◆ DATA ◆
====

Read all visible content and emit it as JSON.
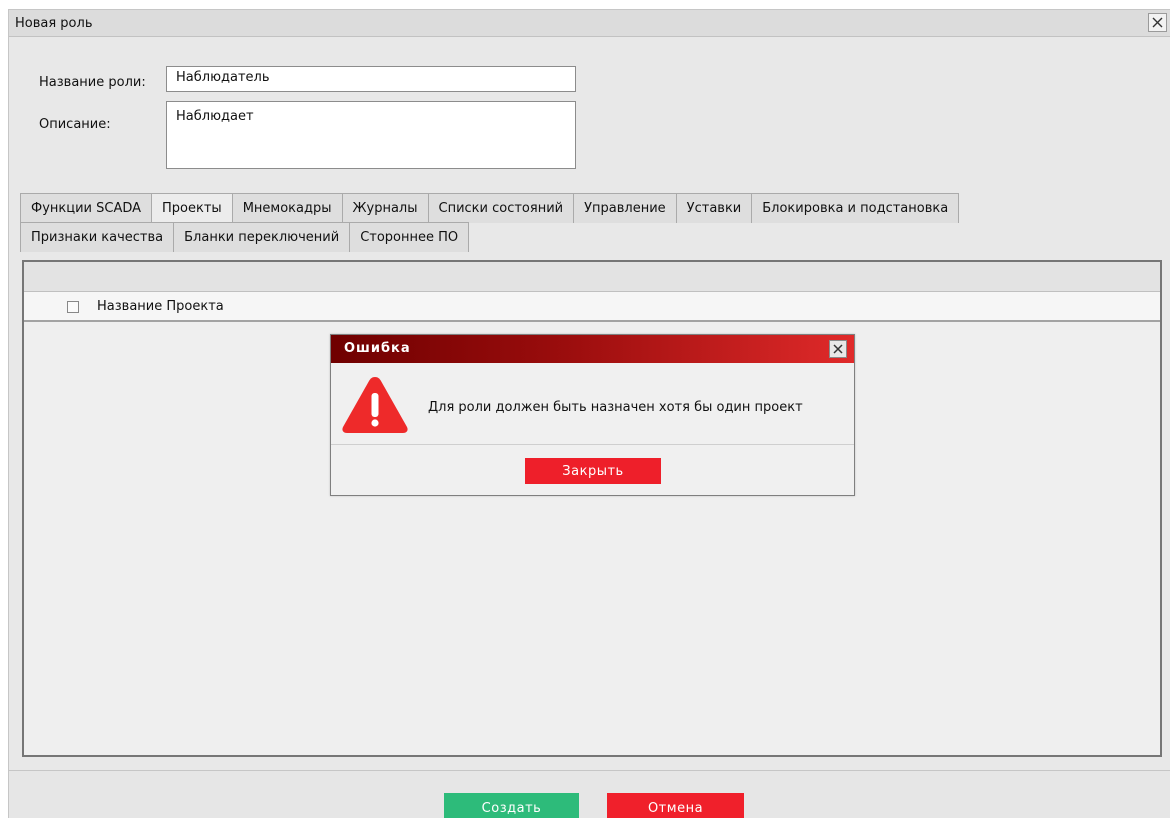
{
  "window": {
    "title": "Новая роль",
    "close_icon": "close-icon"
  },
  "form": {
    "name_label": "Название роли:",
    "name_value": "Наблюдатель",
    "description_label": "Описание:",
    "description_value": "Наблюдает"
  },
  "tabs": {
    "row1": [
      "Функции SCADA",
      "Проекты",
      "Мнемокадры",
      "Журналы",
      "Списки состояний",
      "Управление",
      "Уставки",
      "Блокировка и подстановка"
    ],
    "row2": [
      "Признаки качества",
      "Бланки переключений",
      "Стороннее ПО"
    ],
    "active": "Проекты"
  },
  "projects_table": {
    "column_label": "Название Проекта",
    "select_all_checked": false
  },
  "footer": {
    "create_label": "Создать",
    "cancel_label": "Отмена"
  },
  "error_dialog": {
    "title": "Ошибка",
    "message": "Для роли должен быть назначен хотя бы один проект",
    "close_label": "Закрыть",
    "icon": "warning-icon"
  },
  "colors": {
    "create_button": "#2dbb7a",
    "cancel_button": "#f0202b",
    "dialog_title_start": "#6f0000",
    "dialog_title_end": "#e02a2a",
    "warning_icon": "#ee2a2a"
  }
}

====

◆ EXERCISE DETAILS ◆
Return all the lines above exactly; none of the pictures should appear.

◆ YOUR RESPONSE ◆
Read all visible content and emit it as JSON.
{
  "window": {
    "title": "Новая роль",
    "close_icon": "close-icon"
  },
  "form": {
    "name_label": "Название роли:",
    "name_value": "Наблюдатель",
    "description_label": "Описание:",
    "description_value": "Наблюдает"
  },
  "tabs": {
    "row1": [
      "Функции SCADA",
      "Проекты",
      "Мнемокадры",
      "Журналы",
      "Списки состояний",
      "Управление",
      "Уставки",
      "Блокировка и подстановка"
    ],
    "row2": [
      "Признаки качества",
      "Бланки переключений",
      "Стороннее ПО"
    ],
    "active": "Проекты"
  },
  "projects_table": {
    "column_label": "Название Проекта",
    "select_all_checked": false
  },
  "footer": {
    "create_label": "Создать",
    "cancel_label": "Отмена"
  },
  "error_dialog": {
    "title": "Ошибка",
    "message": "Для роли должен быть назначен хотя бы один проект",
    "close_label": "Закрыть",
    "icon": "warning-icon"
  },
  "colors": {
    "create_button": "#2dbb7a",
    "cancel_button": "#f0202b",
    "dialog_title_start": "#6f0000",
    "dialog_title_end": "#e02a2a",
    "warning_icon": "#ee2a2a"
  }
}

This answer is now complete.